(Officers Only) Call:


June 21, 2024

In recent weeks, several townships have been grappling with flooding, wreaking havoc on local communities and infrastructure. The flooding can have a profound impact on residents. Infrastructure damage has been extensive, with bridges washed out and roads rendered impassable.  

There are several resources available to townships struggling with this issue, legal and practical.

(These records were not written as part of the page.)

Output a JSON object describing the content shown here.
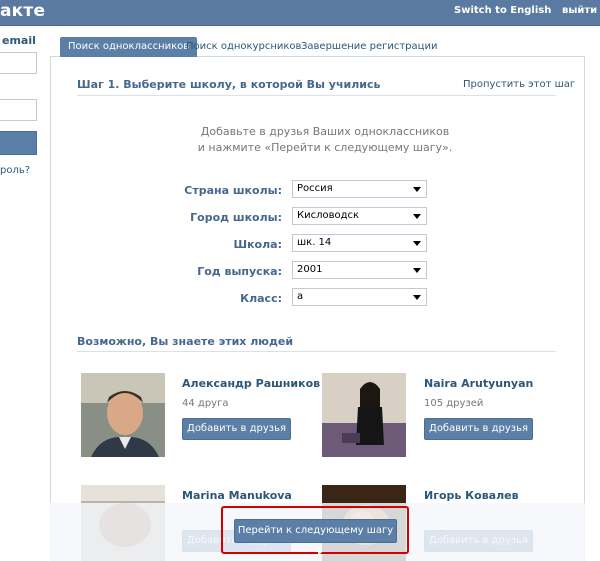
{
  "header": {
    "logo": "акте",
    "switch_lang": "Switch to English",
    "logout": "выйти"
  },
  "sidebar": {
    "email_label": "email",
    "forgot": "роль?"
  },
  "tabs": [
    {
      "label": "Поиск одноклассников",
      "active": true
    },
    {
      "label": "Поиск однокурсников",
      "active": false
    },
    {
      "label": "Завершение регистрации",
      "active": false
    }
  ],
  "step": {
    "title": "Шаг 1. Выберите школу, в которой Вы учились",
    "skip": "Пропустить этот шаг"
  },
  "description": {
    "line1": "Добавьте в друзья Ваших одноклассников",
    "line2": "и нажмите «Перейти к следующему шагу»."
  },
  "form": {
    "country": {
      "label": "Страна школы:",
      "value": "Россия"
    },
    "city": {
      "label": "Город школы:",
      "value": "Кисловодск"
    },
    "school": {
      "label": "Школа:",
      "value": "шк. 14"
    },
    "year": {
      "label": "Год выпуска:",
      "value": "2001"
    },
    "class": {
      "label": "Класс:",
      "value": "а"
    }
  },
  "people": {
    "title": "Возможно, Вы знаете этих людей",
    "add_label": "Добавить в друзья",
    "list": [
      {
        "name": "Александр Рашников",
        "friends": "44 друга"
      },
      {
        "name": "Naira Arutyunyan",
        "friends": "105 друзей"
      },
      {
        "name": "Marina Manukova",
        "friends": ""
      },
      {
        "name": "Игорь Ковалев",
        "friends": ""
      }
    ]
  },
  "next_button": "Перейти к следующему шагу",
  "colors": {
    "header": "#5a7aa2",
    "button": "#5b7fa6",
    "link": "#2b587a",
    "highlight": "#d40000"
  }
}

Minnesota has placed most of its emergency and disaster powers in Chapter 12. For the purposes of these powers “disaster” means “a situation that creates an actual or imminent serious threat to the health and safety of persons, or a situation that has resulted or is likely to result in catastrophic loss to property or the environment, and for which traditional sources of relief and assistance within the affected area are unable to repair or prevent the injury or loss.”  Minn. Stat. 12.03 subd. 2.   "Emergency" means an unforeseen combination of circumstances that calls for immediate action to prevent a disaster from developing or occurring. Minn. Stat. 12.03 subd. 3.

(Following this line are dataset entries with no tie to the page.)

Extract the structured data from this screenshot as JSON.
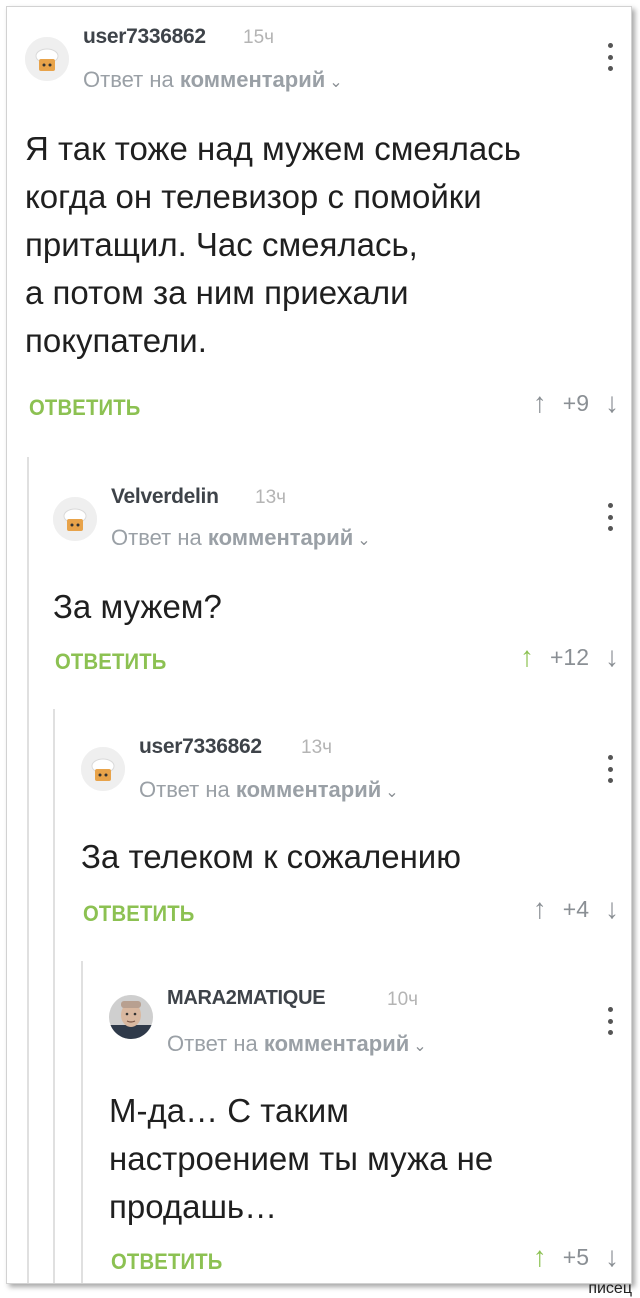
{
  "comments": [
    {
      "username": "user7336862",
      "time": "15ч",
      "reply_prefix": "Ответ на",
      "reply_target": "комментарий",
      "text": "Я так тоже над мужем смеялась\nкогда он телевизор с помойки\nпритащил. Час смеялась,\nа потом за ним приехали\nпокупатели.",
      "reply_label": "ОТВЕТИТЬ",
      "score": "+9",
      "upvoted": false,
      "avatar": "chef-hat-avatar-icon"
    },
    {
      "username": "Velverdelin",
      "time": "13ч",
      "reply_prefix": "Ответ на",
      "reply_target": "комментарий",
      "text": "За мужем?",
      "reply_label": "ОТВЕТИТЬ",
      "score": "+12",
      "upvoted": true,
      "avatar": "chef-hat-avatar-icon"
    },
    {
      "username": "user7336862",
      "time": "13ч",
      "reply_prefix": "Ответ на",
      "reply_target": "комментарий",
      "text": "За телеком к сожалению",
      "reply_label": "ОТВЕТИТЬ",
      "score": "+4",
      "upvoted": false,
      "avatar": "chef-hat-avatar-icon"
    },
    {
      "username": "MARA2MATIQUE",
      "time": "10ч",
      "reply_prefix": "Ответ на",
      "reply_target": "комментарий",
      "text": "М-да… С таким\nнастроением ты мужа не\nпродашь…",
      "reply_label": "ОТВЕТИТЬ",
      "score": "+5",
      "upvoted": true,
      "avatar": "user-photo-avatar"
    }
  ],
  "icons": {
    "up_arrow": "up-arrow-icon",
    "down_arrow": "down-arrow-icon",
    "more": "more-vertical-icon",
    "chevron": "chevron-down-icon"
  },
  "colors": {
    "accent_green": "#8cc152",
    "text_gray": "#9aa0a6"
  },
  "watermark": "писец"
}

Local emergencies may be declared by the chair of the county board, for a period of three days.  This period can be extended with the consent of the township board.  A declaration of a local emergency invokes necessary portions of the response and recovery aspects of applicable local or interjurisdictional disaster plans, and may authorize aid and assistance under those plans.  In addition, in emergencies, townships have the authority to act as necessary the protection of life and property (Minn. Stat. 12.37), townships also have some extra powers to tax to pay for these measures (Minn. Stat. 12.26).  

Of course, townships struggling with response are encouraged to contact neighbors and their county.  Once those resources are exhausted, the next step is to ask for assistance at the state level.  The Minnesota Duty Officer Program provides a single answering point for local and state agencies to request state-level assistance for emergencies, serious accidents or incidents, or for reporting hazardous materials and petroleum spills. The duty officer is available 24 hours per day, seven days per week. They specifically recommend calling in cases of flooding once local resources are exhausted.

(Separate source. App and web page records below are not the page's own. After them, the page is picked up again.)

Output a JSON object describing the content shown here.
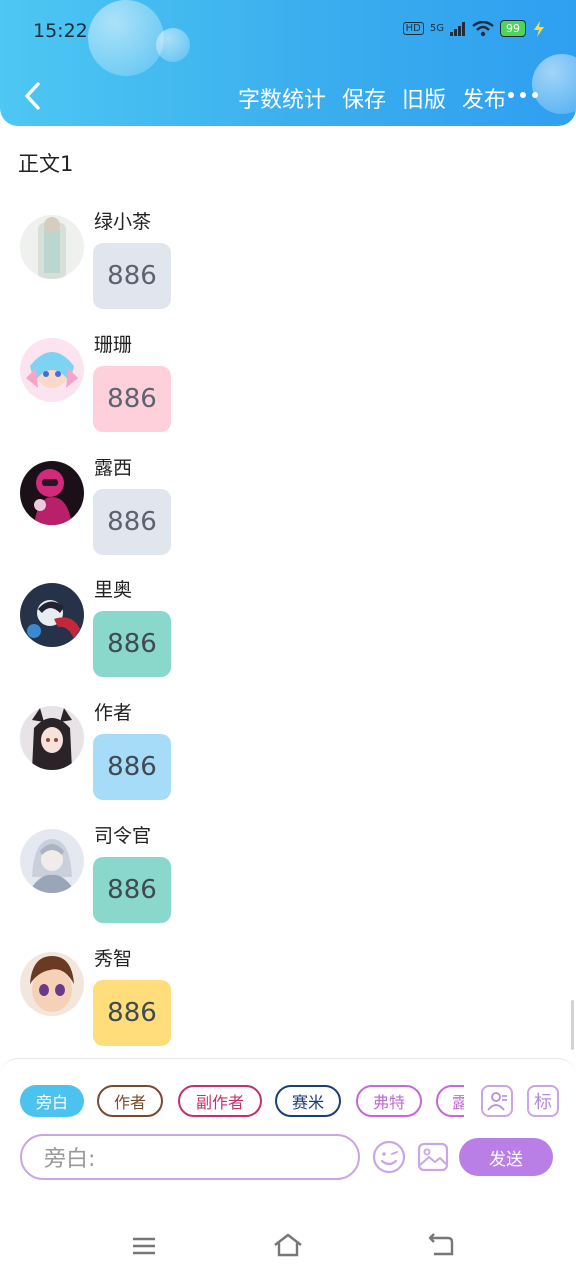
{
  "status_bar": {
    "time": "15:22",
    "network_hd": "HD",
    "network_5g": "5G",
    "battery": "99",
    "icons": [
      "signal-icon",
      "wifi-icon",
      "battery-icon",
      "charging-icon"
    ]
  },
  "header": {
    "actions": [
      "字数统计",
      "保存",
      "旧版",
      "发布"
    ],
    "back_icon": "chevron-left-icon",
    "more_icon": "more-horizontal-icon",
    "accent": "#3aaeee"
  },
  "section_title": "正文1",
  "messages": [
    {
      "name": "绿小茶",
      "text": "886",
      "bubble_color": "#e1e6ee",
      "text_color": "#5b6370"
    },
    {
      "name": "珊珊",
      "text": "886",
      "bubble_color": "#fdd0dc",
      "text_color": "#5b6370"
    },
    {
      "name": "露西",
      "text": "886",
      "bubble_color": "#e1e6ee",
      "text_color": "#5b6370"
    },
    {
      "name": "里奥",
      "text": "886",
      "bubble_color": "#8ad8cc",
      "text_color": "#3f4a52"
    },
    {
      "name": "作者",
      "text": "886",
      "bubble_color": "#a6dcf8",
      "text_color": "#3f4a52"
    },
    {
      "name": "司令官",
      "text": "886",
      "bubble_color": "#8ad8cc",
      "text_color": "#3f4a52"
    },
    {
      "name": "秀智",
      "text": "886",
      "bubble_color": "#fedd7a",
      "text_color": "#3f4a52"
    }
  ],
  "composer": {
    "roles": [
      {
        "label": "旁白",
        "active": true,
        "color": "#4cc3ef"
      },
      {
        "label": "作者",
        "active": false,
        "color": "#7a4a2e"
      },
      {
        "label": "副作者",
        "active": false,
        "color": "#c2306e"
      },
      {
        "label": "赛米",
        "active": false,
        "color": "#1b3d7a"
      },
      {
        "label": "弗特",
        "active": false,
        "color": "#c26ad6"
      },
      {
        "label": "露",
        "active": false,
        "color": "#c26ad6"
      }
    ],
    "role_manage_icon": "person-list-icon",
    "tag_label": "标",
    "input_placeholder": "旁白:",
    "emoji_icon": "smiley-icon",
    "image_icon": "image-icon",
    "send_label": "发送",
    "accent": "#b97fe6"
  },
  "nav_bar": {
    "icons": [
      "menu-icon",
      "home-icon",
      "back-icon"
    ]
  }
}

Contact the Duty Officer

(651) 649-5451


Fax: (651) 296-2300

Finally, for those affected, please consider taking the time to photograph some of the roads and send them to your legislator and to Graham Berg-Moberg at gberg-moberg@mntownships.org to help document our need for transportation funding.